▸ EXERCISE DIRECTIONS
Copy out all of the data below with no alterations.

▸ INPUT DATA

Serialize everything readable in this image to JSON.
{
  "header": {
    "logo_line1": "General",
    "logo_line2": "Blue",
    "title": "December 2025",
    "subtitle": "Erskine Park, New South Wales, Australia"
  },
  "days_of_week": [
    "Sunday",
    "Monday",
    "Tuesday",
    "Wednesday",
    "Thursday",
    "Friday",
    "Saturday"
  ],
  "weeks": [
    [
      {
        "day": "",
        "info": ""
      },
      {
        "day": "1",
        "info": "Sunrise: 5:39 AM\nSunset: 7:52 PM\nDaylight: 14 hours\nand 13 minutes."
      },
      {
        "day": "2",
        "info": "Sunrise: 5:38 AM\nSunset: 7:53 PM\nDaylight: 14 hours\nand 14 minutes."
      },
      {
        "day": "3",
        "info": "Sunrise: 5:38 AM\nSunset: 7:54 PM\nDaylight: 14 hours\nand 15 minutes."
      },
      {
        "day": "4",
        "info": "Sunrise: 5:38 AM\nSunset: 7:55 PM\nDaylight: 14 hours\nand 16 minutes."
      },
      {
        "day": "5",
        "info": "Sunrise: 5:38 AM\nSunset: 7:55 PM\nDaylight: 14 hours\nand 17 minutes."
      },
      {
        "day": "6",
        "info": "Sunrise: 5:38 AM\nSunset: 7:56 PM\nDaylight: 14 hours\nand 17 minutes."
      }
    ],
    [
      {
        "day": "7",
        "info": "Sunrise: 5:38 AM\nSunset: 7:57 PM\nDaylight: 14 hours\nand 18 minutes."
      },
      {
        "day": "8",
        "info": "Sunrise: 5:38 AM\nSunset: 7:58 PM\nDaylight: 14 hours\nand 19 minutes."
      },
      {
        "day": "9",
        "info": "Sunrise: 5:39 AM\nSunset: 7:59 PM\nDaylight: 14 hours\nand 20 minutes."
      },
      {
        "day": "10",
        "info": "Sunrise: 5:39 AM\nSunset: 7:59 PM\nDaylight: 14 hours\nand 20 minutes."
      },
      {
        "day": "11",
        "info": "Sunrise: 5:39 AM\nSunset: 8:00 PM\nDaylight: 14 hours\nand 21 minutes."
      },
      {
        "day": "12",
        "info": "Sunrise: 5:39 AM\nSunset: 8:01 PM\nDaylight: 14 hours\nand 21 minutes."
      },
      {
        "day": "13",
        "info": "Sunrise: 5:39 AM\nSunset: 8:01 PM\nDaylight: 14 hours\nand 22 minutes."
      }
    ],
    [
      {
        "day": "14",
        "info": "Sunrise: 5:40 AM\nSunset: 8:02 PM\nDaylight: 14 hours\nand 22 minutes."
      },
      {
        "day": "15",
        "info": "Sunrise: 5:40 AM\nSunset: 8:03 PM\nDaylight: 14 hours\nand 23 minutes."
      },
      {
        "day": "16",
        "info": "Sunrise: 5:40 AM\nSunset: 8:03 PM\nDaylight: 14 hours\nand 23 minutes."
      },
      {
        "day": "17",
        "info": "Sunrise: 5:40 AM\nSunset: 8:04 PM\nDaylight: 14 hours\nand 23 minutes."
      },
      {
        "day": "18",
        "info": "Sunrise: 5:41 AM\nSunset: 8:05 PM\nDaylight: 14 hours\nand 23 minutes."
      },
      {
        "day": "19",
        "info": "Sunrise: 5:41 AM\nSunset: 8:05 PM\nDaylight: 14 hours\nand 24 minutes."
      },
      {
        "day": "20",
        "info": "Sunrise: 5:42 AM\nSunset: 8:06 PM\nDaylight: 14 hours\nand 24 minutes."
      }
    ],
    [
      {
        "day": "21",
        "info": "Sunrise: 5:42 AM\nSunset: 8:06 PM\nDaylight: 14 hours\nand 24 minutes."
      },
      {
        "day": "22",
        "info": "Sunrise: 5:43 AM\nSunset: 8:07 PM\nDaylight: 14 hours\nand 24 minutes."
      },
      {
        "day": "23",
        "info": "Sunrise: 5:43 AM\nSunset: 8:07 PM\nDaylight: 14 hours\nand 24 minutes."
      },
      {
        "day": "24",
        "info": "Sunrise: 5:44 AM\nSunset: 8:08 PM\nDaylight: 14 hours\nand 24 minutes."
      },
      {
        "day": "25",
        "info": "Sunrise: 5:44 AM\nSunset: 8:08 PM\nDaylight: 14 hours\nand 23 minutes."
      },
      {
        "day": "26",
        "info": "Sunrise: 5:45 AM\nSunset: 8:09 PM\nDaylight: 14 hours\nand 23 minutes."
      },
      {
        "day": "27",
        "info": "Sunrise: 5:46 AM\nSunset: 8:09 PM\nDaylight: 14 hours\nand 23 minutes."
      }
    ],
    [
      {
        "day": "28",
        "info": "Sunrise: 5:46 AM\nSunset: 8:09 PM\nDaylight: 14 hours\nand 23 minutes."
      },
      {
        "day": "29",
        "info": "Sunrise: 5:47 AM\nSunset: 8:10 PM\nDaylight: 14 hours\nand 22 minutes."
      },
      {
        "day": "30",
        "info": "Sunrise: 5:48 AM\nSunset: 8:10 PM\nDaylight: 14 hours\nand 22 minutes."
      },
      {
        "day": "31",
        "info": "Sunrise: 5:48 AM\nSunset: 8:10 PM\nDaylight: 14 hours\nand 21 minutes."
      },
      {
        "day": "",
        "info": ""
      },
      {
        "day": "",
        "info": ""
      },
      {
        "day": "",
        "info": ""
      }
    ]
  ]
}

▸ REPLY
Serialize everything readable in this image to JSON.
{
  "header": {
    "logo_line1": "General",
    "logo_line2": "Blue",
    "title": "December 2025",
    "subtitle": "Erskine Park, New South Wales, Australia"
  },
  "days_of_week": [
    "Sunday",
    "Monday",
    "Tuesday",
    "Wednesday",
    "Thursday",
    "Friday",
    "Saturday"
  ],
  "weeks": [
    [
      {
        "day": "",
        "info": ""
      },
      {
        "day": "1",
        "info": "Sunrise: 5:39 AM\nSunset: 7:52 PM\nDaylight: 14 hours\nand 13 minutes."
      },
      {
        "day": "2",
        "info": "Sunrise: 5:38 AM\nSunset: 7:53 PM\nDaylight: 14 hours\nand 14 minutes."
      },
      {
        "day": "3",
        "info": "Sunrise: 5:38 AM\nSunset: 7:54 PM\nDaylight: 14 hours\nand 15 minutes."
      },
      {
        "day": "4",
        "info": "Sunrise: 5:38 AM\nSunset: 7:55 PM\nDaylight: 14 hours\nand 16 minutes."
      },
      {
        "day": "5",
        "info": "Sunrise: 5:38 AM\nSunset: 7:55 PM\nDaylight: 14 hours\nand 17 minutes."
      },
      {
        "day": "6",
        "info": "Sunrise: 5:38 AM\nSunset: 7:56 PM\nDaylight: 14 hours\nand 17 minutes."
      }
    ],
    [
      {
        "day": "7",
        "info": "Sunrise: 5:38 AM\nSunset: 7:57 PM\nDaylight: 14 hours\nand 18 minutes."
      },
      {
        "day": "8",
        "info": "Sunrise: 5:38 AM\nSunset: 7:58 PM\nDaylight: 14 hours\nand 19 minutes."
      },
      {
        "day": "9",
        "info": "Sunrise: 5:39 AM\nSunset: 7:59 PM\nDaylight: 14 hours\nand 20 minutes."
      },
      {
        "day": "10",
        "info": "Sunrise: 5:39 AM\nSunset: 7:59 PM\nDaylight: 14 hours\nand 20 minutes."
      },
      {
        "day": "11",
        "info": "Sunrise: 5:39 AM\nSunset: 8:00 PM\nDaylight: 14 hours\nand 21 minutes."
      },
      {
        "day": "12",
        "info": "Sunrise: 5:39 AM\nSunset: 8:01 PM\nDaylight: 14 hours\nand 21 minutes."
      },
      {
        "day": "13",
        "info": "Sunrise: 5:39 AM\nSunset: 8:01 PM\nDaylight: 14 hours\nand 22 minutes."
      }
    ],
    [
      {
        "day": "14",
        "info": "Sunrise: 5:40 AM\nSunset: 8:02 PM\nDaylight: 14 hours\nand 22 minutes."
      },
      {
        "day": "15",
        "info": "Sunrise: 5:40 AM\nSunset: 8:03 PM\nDaylight: 14 hours\nand 23 minutes."
      },
      {
        "day": "16",
        "info": "Sunrise: 5:40 AM\nSunset: 8:03 PM\nDaylight: 14 hours\nand 23 minutes."
      },
      {
        "day": "17",
        "info": "Sunrise: 5:40 AM\nSunset: 8:04 PM\nDaylight: 14 hours\nand 23 minutes."
      },
      {
        "day": "18",
        "info": "Sunrise: 5:41 AM\nSunset: 8:05 PM\nDaylight: 14 hours\nand 23 minutes."
      },
      {
        "day": "19",
        "info": "Sunrise: 5:41 AM\nSunset: 8:05 PM\nDaylight: 14 hours\nand 24 minutes."
      },
      {
        "day": "20",
        "info": "Sunrise: 5:42 AM\nSunset: 8:06 PM\nDaylight: 14 hours\nand 24 minutes."
      }
    ],
    [
      {
        "day": "21",
        "info": "Sunrise: 5:42 AM\nSunset: 8:06 PM\nDaylight: 14 hours\nand 24 minutes."
      },
      {
        "day": "22",
        "info": "Sunrise: 5:43 AM\nSunset: 8:07 PM\nDaylight: 14 hours\nand 24 minutes."
      },
      {
        "day": "23",
        "info": "Sunrise: 5:43 AM\nSunset: 8:07 PM\nDaylight: 14 hours\nand 24 minutes."
      },
      {
        "day": "24",
        "info": "Sunrise: 5:44 AM\nSunset: 8:08 PM\nDaylight: 14 hours\nand 24 minutes."
      },
      {
        "day": "25",
        "info": "Sunrise: 5:44 AM\nSunset: 8:08 PM\nDaylight: 14 hours\nand 23 minutes."
      },
      {
        "day": "26",
        "info": "Sunrise: 5:45 AM\nSunset: 8:09 PM\nDaylight: 14 hours\nand 23 minutes."
      },
      {
        "day": "27",
        "info": "Sunrise: 5:46 AM\nSunset: 8:09 PM\nDaylight: 14 hours\nand 23 minutes."
      }
    ],
    [
      {
        "day": "28",
        "info": "Sunrise: 5:46 AM\nSunset: 8:09 PM\nDaylight: 14 hours\nand 23 minutes."
      },
      {
        "day": "29",
        "info": "Sunrise: 5:47 AM\nSunset: 8:10 PM\nDaylight: 14 hours\nand 22 minutes."
      },
      {
        "day": "30",
        "info": "Sunrise: 5:48 AM\nSunset: 8:10 PM\nDaylight: 14 hours\nand 22 minutes."
      },
      {
        "day": "31",
        "info": "Sunrise: 5:48 AM\nSunset: 8:10 PM\nDaylight: 14 hours\nand 21 minutes."
      },
      {
        "day": "",
        "info": ""
      },
      {
        "day": "",
        "info": ""
      },
      {
        "day": "",
        "info": ""
      }
    ]
  ]
}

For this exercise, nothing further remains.